Foreign investors cut their holdings of Chinese bonds in yuan by more than $16 billion in April, marking a third straight month of outflows.
Global investors started scaling back their investments in February, amid concerns about the geopolitical risks of investing in Chinese assets, and about the economic impact of China’s tough approach to Covid-19. Yields on Chinese sovereign bonds last month fell below those on equivalent U.S. Treasury notes for the first time in more than a decade, further reducing the former’s appeal.
International holders reduced their total positions by a net 108.5 billion yuan, the equivalent of $16.1 billion, according to data from two clearinghouses, the China Central Depository & Clearing Co. and the Shanghai Clearing House. That was slightly lower than the 112.5 billion yuan drawdown in March. Foreign holdings are largely, but not entirely, composed of Chinese government bonds and of bonds issued by large government-backed lenders known as policy banks.
Sellers in April included VP Bank AG, a financial institution based in Liechtenstein. The firm last June invested in Chinese government bonds for the first time, allocating about 2% of its discretionary mandates from wealthy clients to the asset class, said Felix Brill, VP Bank’s chief investment officer.
Mr. Brill said Chinese bonds’ significantly higher yields relative to U.S. Treasurys and European government bonds, and the yuan-denominated securities’ inclusion in global bond indexes, made them attractive at the time. Following its investment, Chinese government bonds rose in price as their yields fell, and some European investors earned returns as high as 16%—in part because the Chinese currency strengthened significantly against the euro.
In early April, VP Bank’s investment committee decided to close out its position in Chinese bonds and “lock in the profits,” Mr. Brill said. “It was such a good trade…everything went well over the last 10 months,” he said, adding that with rates rising elsewhere, the firm concluded that there were better investment opportunities in other types of bonds.
For years Chinese government debt offered a substantial yield advantage over Treasurys, with that extra return peaking at more than 2.5 percentage points in 2020. But the two bond markets have switched positions this year, as the U.S. Federal Reserve has begun to raise interest rates while the People’s Bank of China has eased policy moderately to soften the economic impact of a fresh wave of Covid-19.
As of Tuesday, the 10-year U.S. Treasury yield stood at 2.969%, 0.15 percentage points higher than its Chinese counterpart, according to FactSet.
Rob Drijkoningen, a senior portfolio manager at Neuberger Berman and co-head of its emerging markets debt team, said the big price gains in Chinese government bonds are likely over for now as China’s central bank is unlikely to significantly ease monetary policy.

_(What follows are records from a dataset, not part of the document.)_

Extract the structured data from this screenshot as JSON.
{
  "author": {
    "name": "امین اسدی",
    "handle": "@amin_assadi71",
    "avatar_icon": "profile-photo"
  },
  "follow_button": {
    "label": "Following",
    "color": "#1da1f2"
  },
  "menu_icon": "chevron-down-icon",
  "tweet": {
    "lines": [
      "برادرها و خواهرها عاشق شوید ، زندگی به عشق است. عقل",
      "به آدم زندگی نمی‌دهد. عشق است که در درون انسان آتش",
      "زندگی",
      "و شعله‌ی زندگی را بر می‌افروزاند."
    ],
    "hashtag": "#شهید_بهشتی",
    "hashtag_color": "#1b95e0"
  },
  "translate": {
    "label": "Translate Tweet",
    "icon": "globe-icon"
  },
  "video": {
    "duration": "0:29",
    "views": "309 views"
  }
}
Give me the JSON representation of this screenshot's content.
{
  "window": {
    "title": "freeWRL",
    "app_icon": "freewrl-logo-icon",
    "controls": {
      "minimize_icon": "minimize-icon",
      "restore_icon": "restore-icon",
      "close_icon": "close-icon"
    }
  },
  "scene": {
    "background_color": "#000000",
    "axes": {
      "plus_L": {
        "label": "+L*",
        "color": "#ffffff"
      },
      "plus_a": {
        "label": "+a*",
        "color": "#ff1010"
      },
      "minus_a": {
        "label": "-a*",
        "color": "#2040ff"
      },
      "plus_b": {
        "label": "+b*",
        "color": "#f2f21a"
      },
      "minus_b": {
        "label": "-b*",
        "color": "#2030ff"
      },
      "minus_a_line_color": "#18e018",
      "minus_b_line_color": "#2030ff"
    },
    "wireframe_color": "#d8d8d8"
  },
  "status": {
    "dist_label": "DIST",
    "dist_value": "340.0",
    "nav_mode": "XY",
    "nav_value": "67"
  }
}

In addition, “the yield pickup is unlikely to come back anytime soon,” he said, referring to the gap between yields on Chinese government bonds and U.S. Treasurys. He added that global investors’ willingness to invest in Chinese assets has also been affected by Russia’s invasion of Ukraine earlier this year and U.S.-China political tensions.
Still, Mr. Drijkoningen said foreign institutions with a long-term, strategic view on investing in China are likely to continue putting money into Chinese bonds.
April’s decrease included a net reduction of 42 billion yuan, or the equivalent of $6.2 billion, of holdings of onshore Chinese government bonds, figures released on Tuesday by the CCDC showed. Foreigners also dumped $6 billion of notes issued by policy banks, the data showed.
The total value of foreign holdings dropped to 3.768 trillion yuan, or about $559 billion. That was the lowest reading since last July.
Flows in and out of Chinese equities have been less consistent. Global investors bought a net 6.3 billion yuan, or the equivalent of $935 million, of Chinese domestic stocks via the Stock Connect trading link in April, after a net sell down of about $7 billion in March, Wind data shows.
As of Tuesday, global investors had dumped the equivalent of $1.7 billion of Chinese stocks this month.